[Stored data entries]
▶
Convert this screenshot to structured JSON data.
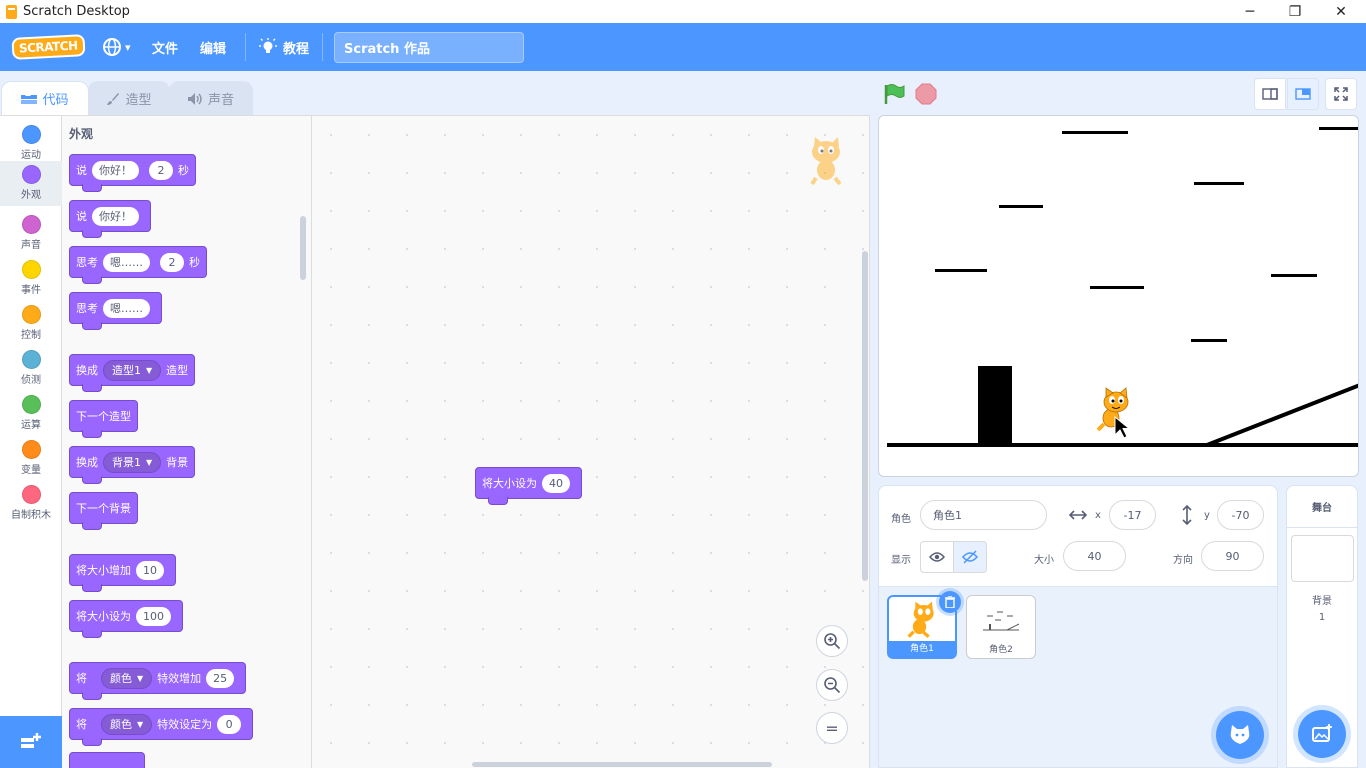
{
  "window": {
    "title": "Scratch Desktop",
    "minimize": "─",
    "restore": "❐",
    "close": "✕"
  },
  "menubar": {
    "logo": "SCRATCH",
    "language_arrow": "▾",
    "file": "文件",
    "edit": "编辑",
    "tutorials": "教程",
    "project_title": "Scratch 作品"
  },
  "tabs": {
    "code": "代码",
    "costumes": "造型",
    "sounds": "声音"
  },
  "categories": [
    {
      "label": "运动",
      "color": "#4c97ff"
    },
    {
      "label": "外观",
      "color": "#9966ff"
    },
    {
      "label": "声音",
      "color": "#cf63cf"
    },
    {
      "label": "事件",
      "color": "#ffd500"
    },
    {
      "label": "控制",
      "color": "#ffab19"
    },
    {
      "label": "侦测",
      "color": "#5cb1d6"
    },
    {
      "label": "运算",
      "color": "#59c059"
    },
    {
      "label": "变量",
      "color": "#ff8c1a"
    },
    {
      "label": "自制积木",
      "color": "#ff6680"
    }
  ],
  "palette": {
    "section_title": "外观",
    "say_for": {
      "say": "说",
      "msg": "你好！",
      "secs": "2",
      "unit": "秒"
    },
    "say": {
      "say": "说",
      "msg": "你好！"
    },
    "think_for": {
      "think": "思考",
      "msg": "嗯……",
      "secs": "2",
      "unit": "秒"
    },
    "think": {
      "think": "思考",
      "msg": "嗯……"
    },
    "switch_costume": {
      "pre": "换成",
      "value": "造型1",
      "post": "造型"
    },
    "next_costume": "下一个造型",
    "switch_backdrop": {
      "pre": "换成",
      "value": "背景1",
      "post": "背景"
    },
    "next_backdrop": "下一个背景",
    "change_size": {
      "label": "将大小增加",
      "value": "10"
    },
    "set_size": {
      "label": "将大小设为",
      "value": "100"
    },
    "change_effect": {
      "pre": "将",
      "effect": "颜色",
      "mid": "特效增加",
      "value": "25"
    },
    "set_effect": {
      "pre": "将",
      "effect": "颜色",
      "mid": "特效设定为",
      "value": "0"
    }
  },
  "workspace": {
    "block": {
      "label": "将大小设为",
      "value": "40"
    },
    "zoom_in": "+",
    "zoom_out": "−",
    "zoom_reset": "="
  },
  "sprite_info": {
    "sprite_label": "角色",
    "sprite_name": "角色1",
    "x_label": "x",
    "x": "-17",
    "y_label": "y",
    "y": "-70",
    "show_label": "显示",
    "size_label": "大小",
    "size": "40",
    "direction_label": "方向",
    "direction": "90"
  },
  "sprites": [
    {
      "name": "角色1"
    },
    {
      "name": "角色2"
    }
  ],
  "stage_pane": {
    "title": "舞台",
    "backdrops_label": "背景",
    "backdrops_count": "1"
  }
}
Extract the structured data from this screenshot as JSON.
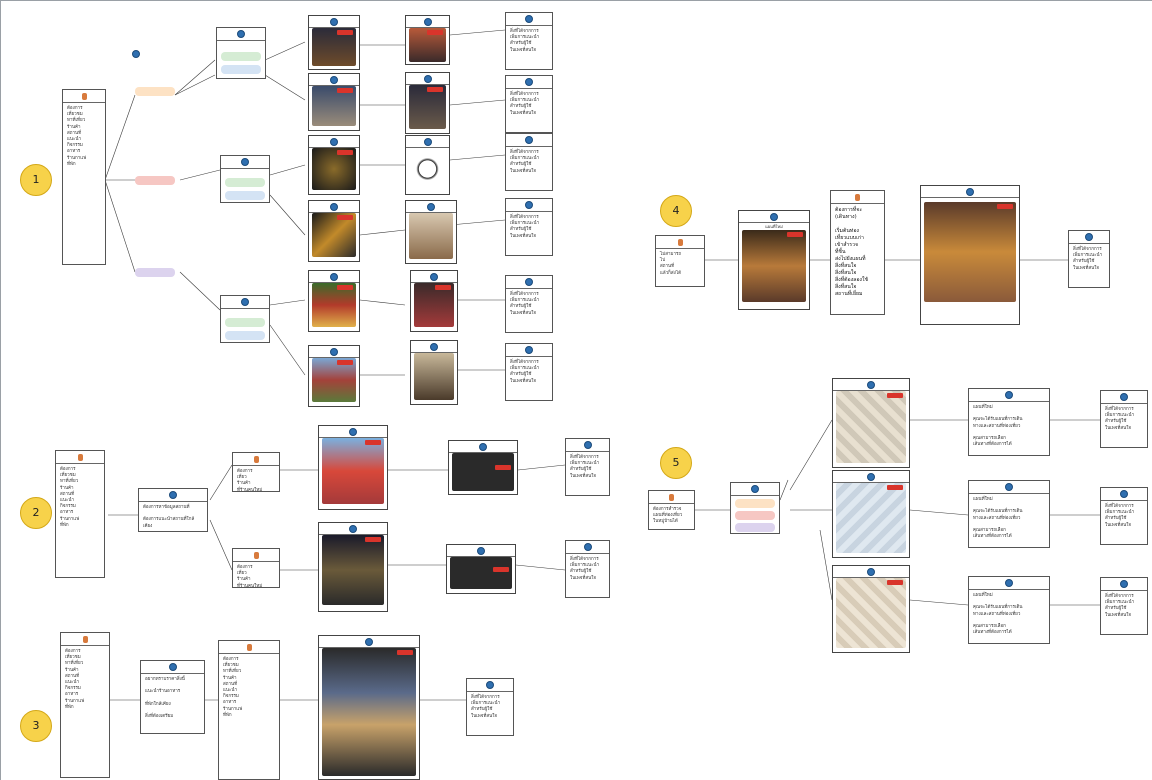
{
  "badges": [
    "1",
    "2",
    "3",
    "4",
    "5"
  ],
  "colors": {
    "badge": "#f7d24a",
    "line": "#3b3b3b",
    "pill_orange": "#fde2c4",
    "pill_green": "#d5ecd4",
    "pill_pink": "#f6c7c3",
    "pill_purple": "#dcd3ee",
    "pill_blue": "#d4e3f4",
    "accent_red": "#d9342b",
    "avatar_blue": "#2f6fb0"
  },
  "icons": [
    "avatar-icon",
    "user-pin-icon"
  ],
  "section4": {
    "user_card": "ไม่สามารถ\nไป\nสถานที่\nแล้วก็ส่งได้",
    "options_card": "ต้องการที่จะ\n(เดินทาง)\n\nเริ่มต้นท่อง\nเที่ยวแบบเก่า\nเข้าสำรวจ\nที่ชิ้น\nส่งไปยังแผนที่\nสิ่งที่สนใจ\nสิ่งที่สนใจ\nสิ่งที่ต้องลองใช้\nสิ่งที่สนใจ\nสถานที่เยี่ยม",
    "photo_caption": "แผนที่ใหม่",
    "final_card": "สิ่งที่ได้จากการ\nเพิ่มการแนะนำ\nสำหรับผู้ใช้\nในเพจที่สนใจ"
  },
  "section5": {
    "user_card": "ต้องการสำรวจ\nแผนที่ท่องเที่ยว\nในหมู่บ้านได้",
    "result_card": "แผนที่ใหม่\n\nคุณจะได้รับแผนที่การเดิน\nทางและสถานที่ท่องเที่ยว\n\nคุณสามารถเลือก\nเส้นทางที่ต้องการได้"
  },
  "section2": {
    "user_card": "ต้องการ\nเที่ยว\nร้านค้า\nที่ร้านคนใหม่\nร้านรองเท้า\nอื่นๆ",
    "bot_card": "ต้องการหาข้อมูลสถานที่\n\nต้องการแนะนำสถานที่ใกล้เคียง"
  },
  "section3": {
    "bot_card": "อยากทราบราคาสิ่งนี้\n\nแนะนำร้านอาหาร\n\nที่พักใกล้เคียง\n\nสิ่งที่ต้องเตรียม"
  },
  "section1": {
    "user_card": "ต้องการ\nเที่ยวชม\nหาที่เที่ยว\nร้านค้า\nสถานที่\nแนะนำ\nกิจกรรม\nอาหาร\nร้านกาแฟ\nที่พัก",
    "result_card": "สิ่งที่ได้จากการ\nเพิ่มการแนะนำ\nสำหรับผู้ใช้\nในเพจที่สนใจ"
  }
}
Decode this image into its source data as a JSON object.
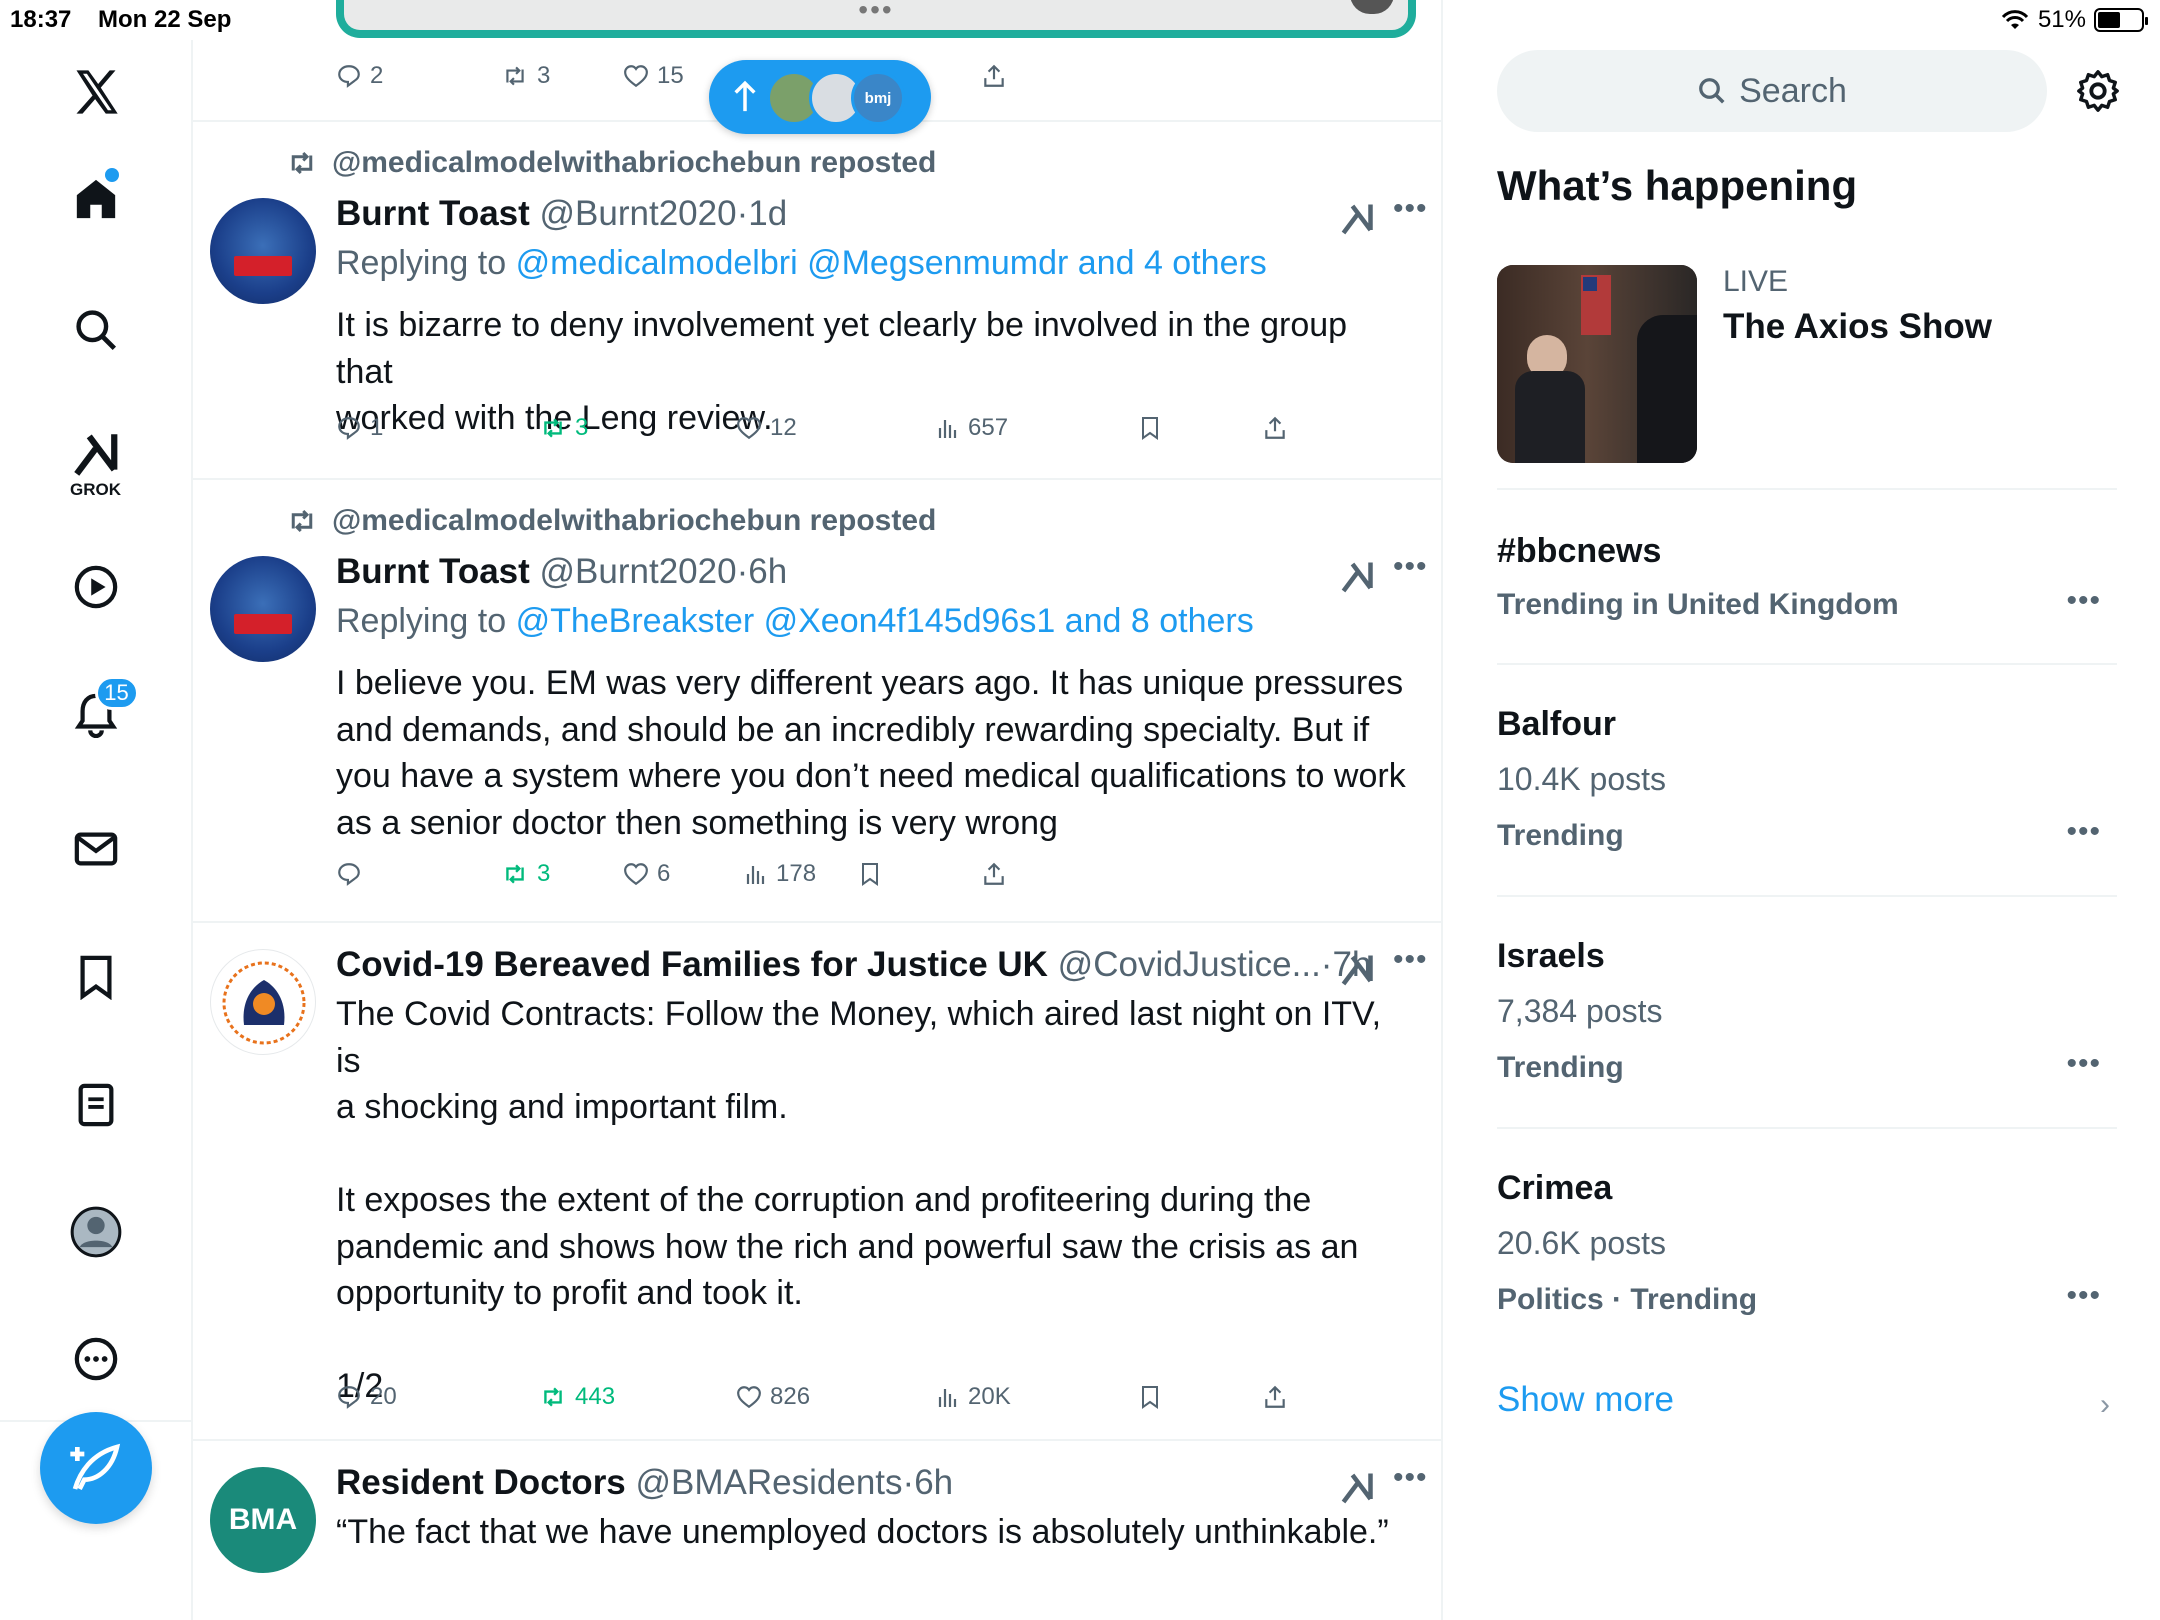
{
  "status_bar": {
    "time": "18:37",
    "date": "Mon 22 Sep",
    "battery": "51%"
  },
  "nav": {
    "grok_label": "GROK",
    "notifications_count": "15",
    "icons": [
      "x-logo-icon",
      "home-icon",
      "search-icon",
      "grok-icon",
      "video-icon",
      "bell-icon",
      "mail-icon",
      "bookmark-icon",
      "lists-icon",
      "profile-icon",
      "more-icon",
      "compose-icon"
    ]
  },
  "top_actions": {
    "replies": "2",
    "reposts": "3",
    "likes": "15"
  },
  "new_posts_pill": {
    "avatar_text": "bmj"
  },
  "tweets": [
    {
      "reposted_by": "@medicalmodelwithabriochebun reposted",
      "name": "Burnt Toast",
      "handle": "@Burnt2020",
      "sep": "·",
      "time": "1d",
      "replying_prefix": "Replying to",
      "replying_links": "@medicalmodelbri @Megsenmumdr and 4 others",
      "text": "It is bizarre to deny involvement yet clearly be involved in the group that\nworked with the Leng review.",
      "replies": "1",
      "reposts": "3",
      "likes": "12",
      "views": "657"
    },
    {
      "reposted_by": "@medicalmodelwithabriochebun reposted",
      "name": "Burnt Toast",
      "handle": "@Burnt2020",
      "sep": "·",
      "time": "6h",
      "replying_prefix": "Replying to",
      "replying_links": "@TheBreakster @Xeon4f145d96s1 and 8 others",
      "text": "I believe you. EM was very different years ago. It has unique pressures\nand demands, and should be an incredibly rewarding specialty. But if\nyou have a system where you don’t need medical qualifications to work\nas a senior doctor then something is very wrong",
      "replies": "",
      "reposts": "3",
      "likes": "6",
      "views": "178"
    },
    {
      "name": "Covid-19 Bereaved Families for Justice UK",
      "handle": "@CovidJustice...",
      "sep": "·",
      "time": "7h",
      "text": "The Covid Contracts: Follow the Money, which aired last night on ITV, is\na shocking and important film.\n\nIt exposes the extent of the corruption and profiteering during the\npandemic and shows how the rich and powerful saw the crisis as an\nopportunity to profit and took it.\n\n1/2",
      "replies": "20",
      "reposts": "443",
      "likes": "826",
      "views": "20K"
    },
    {
      "name": "Resident Doctors",
      "handle": "@BMAResidents",
      "sep": "·",
      "time": "6h",
      "avatar_text": "BMA",
      "text": "“The fact that we have unemployed doctors is absolutely unthinkable.”"
    }
  ],
  "sidebar": {
    "search_placeholder": "Search",
    "title": "What’s happening",
    "live": {
      "label": "LIVE",
      "title": "The Axios Show"
    },
    "trends": [
      {
        "name": "#bbcnews",
        "posts": "",
        "context": "Trending in United Kingdom"
      },
      {
        "name": "Balfour",
        "posts": "10.4K posts",
        "context": "Trending"
      },
      {
        "name": "Israels",
        "posts": "7,384 posts",
        "context": "Trending"
      },
      {
        "name": "Crimea",
        "posts": "20.6K posts",
        "context": "Politics · Trending"
      }
    ],
    "show_more": "Show more"
  },
  "colors": {
    "accent": "#1d9bf0",
    "repost_green": "#00ba7c",
    "muted": "#536471",
    "video_border": "#1fad9c"
  }
}
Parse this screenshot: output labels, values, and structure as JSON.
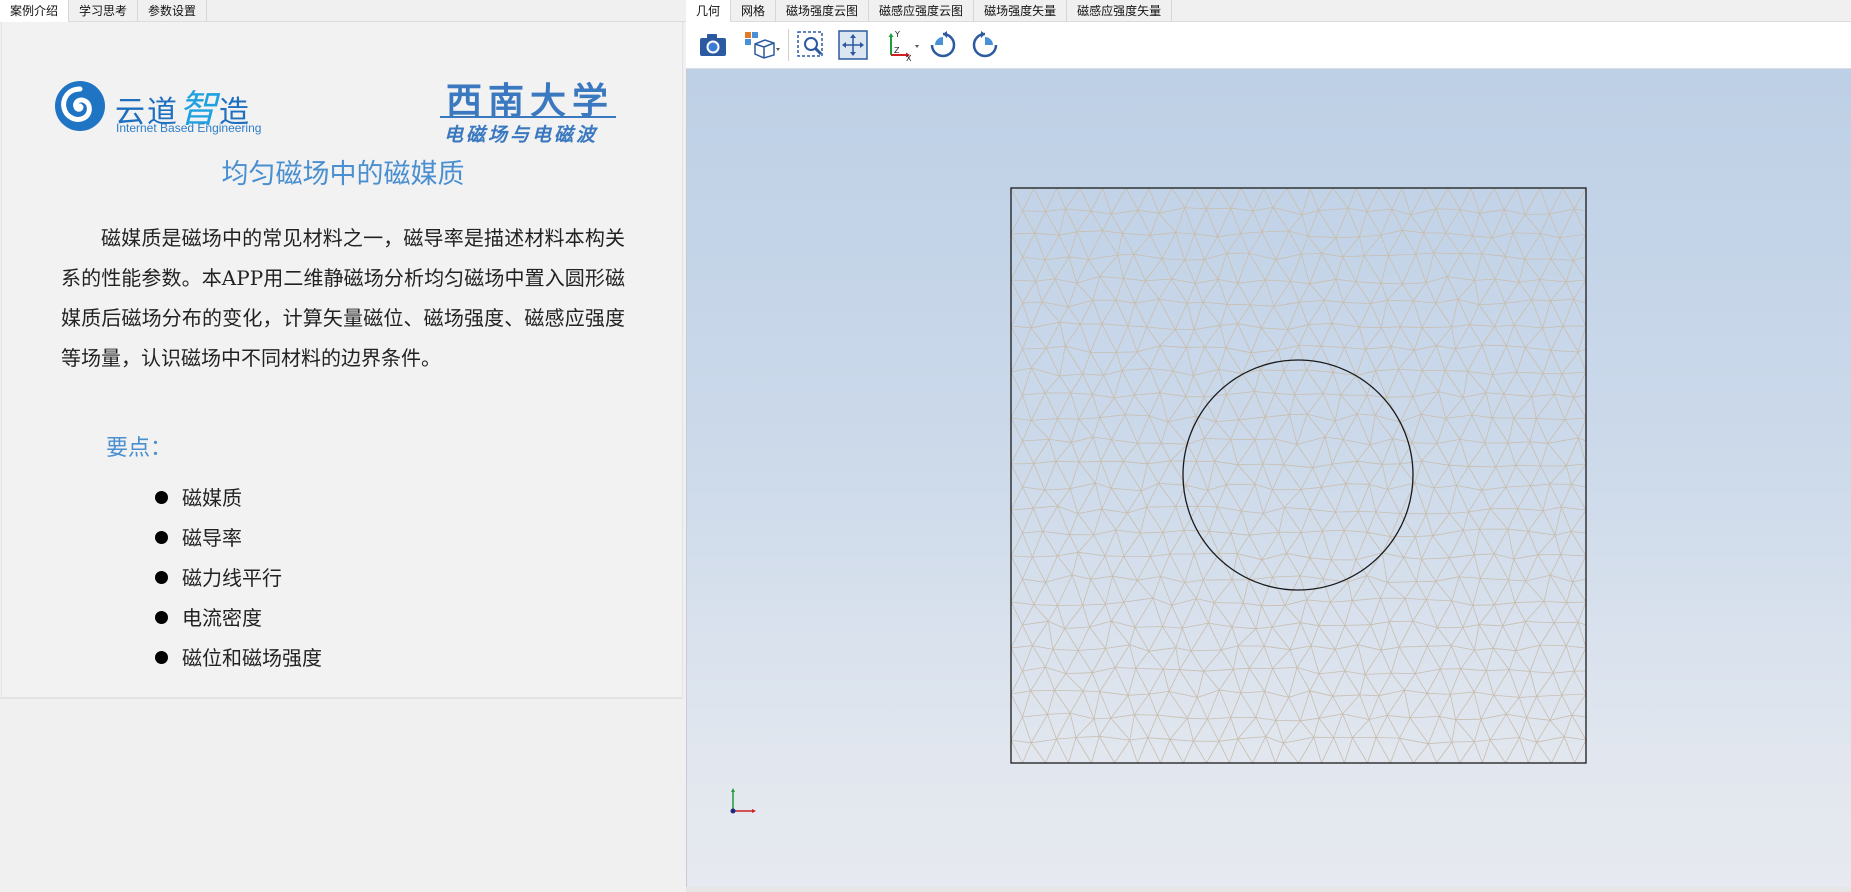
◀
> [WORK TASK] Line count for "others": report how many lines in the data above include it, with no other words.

> [EXERCISE RESPONSE] 2